ENTRIES PROVIDED -
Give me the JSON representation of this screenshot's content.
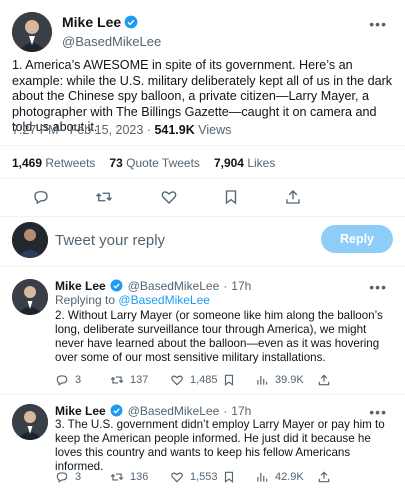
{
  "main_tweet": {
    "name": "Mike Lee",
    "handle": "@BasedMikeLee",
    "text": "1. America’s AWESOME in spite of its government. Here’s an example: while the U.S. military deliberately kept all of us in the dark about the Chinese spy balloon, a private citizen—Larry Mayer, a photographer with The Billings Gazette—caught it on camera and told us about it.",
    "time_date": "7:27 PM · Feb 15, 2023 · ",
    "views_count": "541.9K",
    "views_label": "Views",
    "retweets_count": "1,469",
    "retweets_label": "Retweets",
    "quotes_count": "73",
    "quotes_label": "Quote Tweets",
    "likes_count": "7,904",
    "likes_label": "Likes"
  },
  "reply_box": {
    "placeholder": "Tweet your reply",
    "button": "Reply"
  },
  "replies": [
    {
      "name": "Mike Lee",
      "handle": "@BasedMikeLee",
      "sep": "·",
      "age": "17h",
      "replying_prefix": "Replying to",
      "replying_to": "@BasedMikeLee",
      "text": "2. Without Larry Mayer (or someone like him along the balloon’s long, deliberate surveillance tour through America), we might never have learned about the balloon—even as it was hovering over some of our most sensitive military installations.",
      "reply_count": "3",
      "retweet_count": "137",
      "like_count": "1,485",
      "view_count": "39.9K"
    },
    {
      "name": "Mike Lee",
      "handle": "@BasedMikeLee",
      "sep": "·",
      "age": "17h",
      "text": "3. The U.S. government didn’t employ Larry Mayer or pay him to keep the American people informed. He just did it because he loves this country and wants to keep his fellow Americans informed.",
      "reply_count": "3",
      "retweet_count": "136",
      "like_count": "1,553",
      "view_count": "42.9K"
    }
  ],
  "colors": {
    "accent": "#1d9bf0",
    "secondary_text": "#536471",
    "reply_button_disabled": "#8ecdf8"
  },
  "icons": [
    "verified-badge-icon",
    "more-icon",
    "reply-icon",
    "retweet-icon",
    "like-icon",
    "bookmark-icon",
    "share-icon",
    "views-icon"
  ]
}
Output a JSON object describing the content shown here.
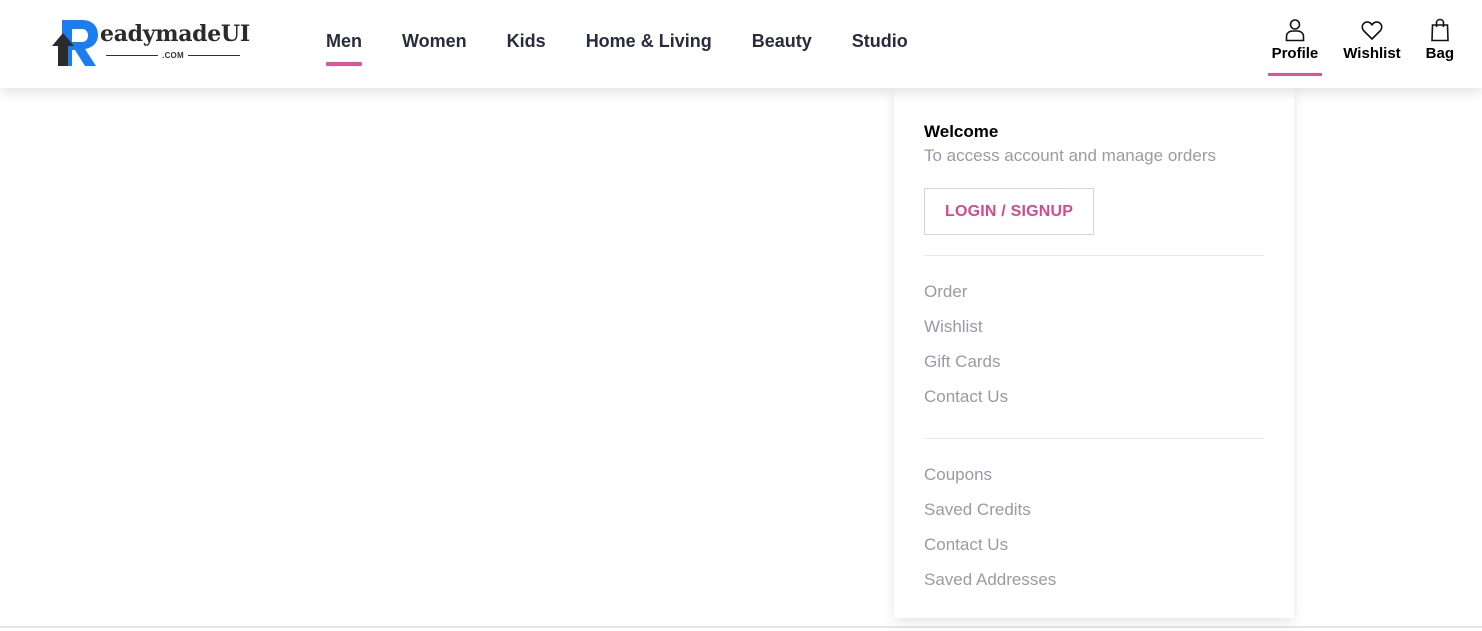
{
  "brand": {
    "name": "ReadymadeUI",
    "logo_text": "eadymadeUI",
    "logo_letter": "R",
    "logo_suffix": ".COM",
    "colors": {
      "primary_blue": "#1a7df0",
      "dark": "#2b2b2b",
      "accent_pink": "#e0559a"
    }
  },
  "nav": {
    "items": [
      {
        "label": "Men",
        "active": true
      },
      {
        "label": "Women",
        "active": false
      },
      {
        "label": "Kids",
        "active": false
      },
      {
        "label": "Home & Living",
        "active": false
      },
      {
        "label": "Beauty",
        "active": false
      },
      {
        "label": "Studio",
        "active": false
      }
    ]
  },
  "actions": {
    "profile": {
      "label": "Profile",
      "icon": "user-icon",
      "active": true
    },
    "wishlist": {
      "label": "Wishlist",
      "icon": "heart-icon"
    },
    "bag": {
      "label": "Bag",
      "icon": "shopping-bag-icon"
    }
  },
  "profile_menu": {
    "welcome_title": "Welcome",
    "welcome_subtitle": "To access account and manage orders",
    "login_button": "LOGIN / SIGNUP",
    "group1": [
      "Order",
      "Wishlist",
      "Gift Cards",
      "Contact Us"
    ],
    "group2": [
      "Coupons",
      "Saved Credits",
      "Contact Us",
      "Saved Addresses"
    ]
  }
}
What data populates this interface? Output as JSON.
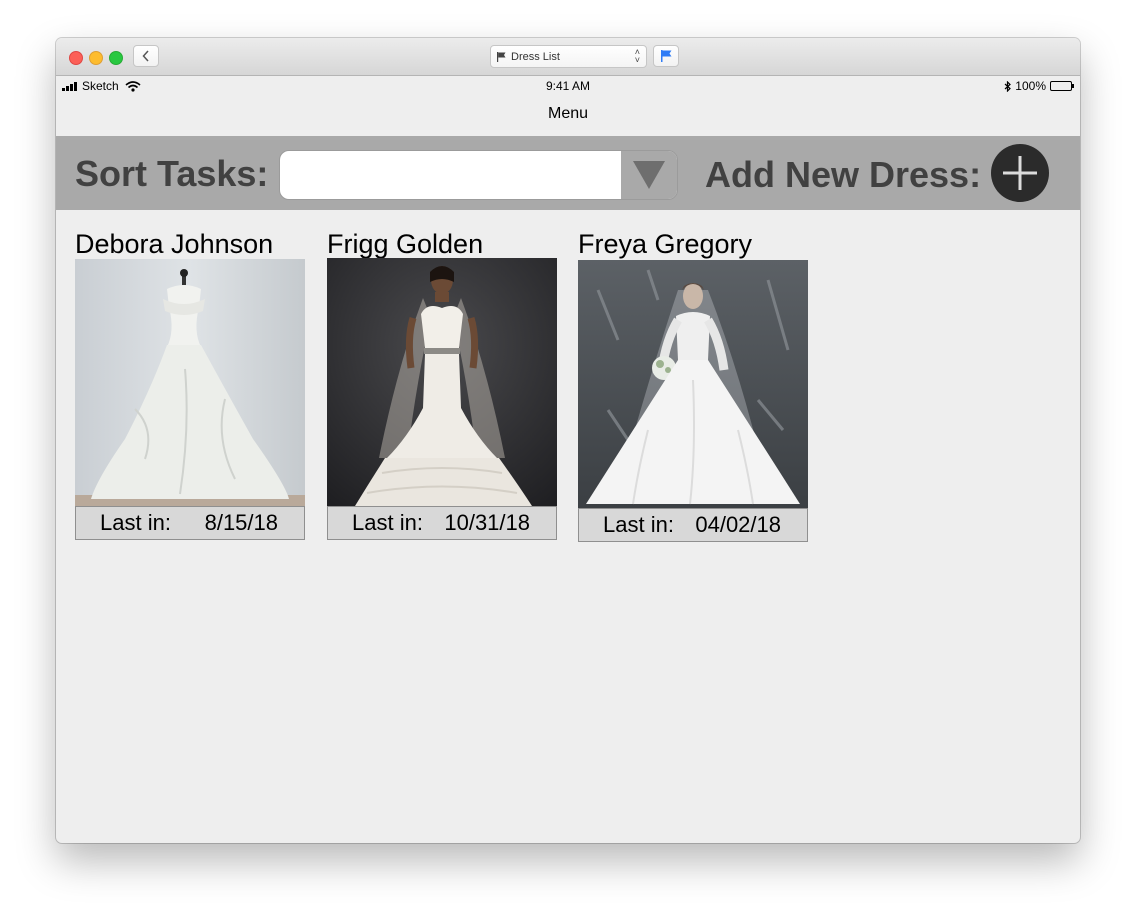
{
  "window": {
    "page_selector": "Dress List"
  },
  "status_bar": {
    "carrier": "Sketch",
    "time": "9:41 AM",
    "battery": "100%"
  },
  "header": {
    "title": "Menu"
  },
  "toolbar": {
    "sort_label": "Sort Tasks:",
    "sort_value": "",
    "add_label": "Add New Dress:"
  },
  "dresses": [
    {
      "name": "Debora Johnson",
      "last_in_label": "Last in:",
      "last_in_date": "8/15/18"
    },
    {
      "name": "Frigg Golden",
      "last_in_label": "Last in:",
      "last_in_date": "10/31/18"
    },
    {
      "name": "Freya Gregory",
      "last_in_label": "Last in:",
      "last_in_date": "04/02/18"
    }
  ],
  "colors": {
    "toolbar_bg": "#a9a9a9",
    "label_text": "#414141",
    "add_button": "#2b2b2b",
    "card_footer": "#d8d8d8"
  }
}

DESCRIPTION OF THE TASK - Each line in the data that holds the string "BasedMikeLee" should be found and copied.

RESULT OF THE TASK -
    "handle": "@BasedMikeLee",
      "handle": "@BasedMikeLee",
      "replying_to": "@BasedMikeLee",
      "handle": "@BasedMikeLee",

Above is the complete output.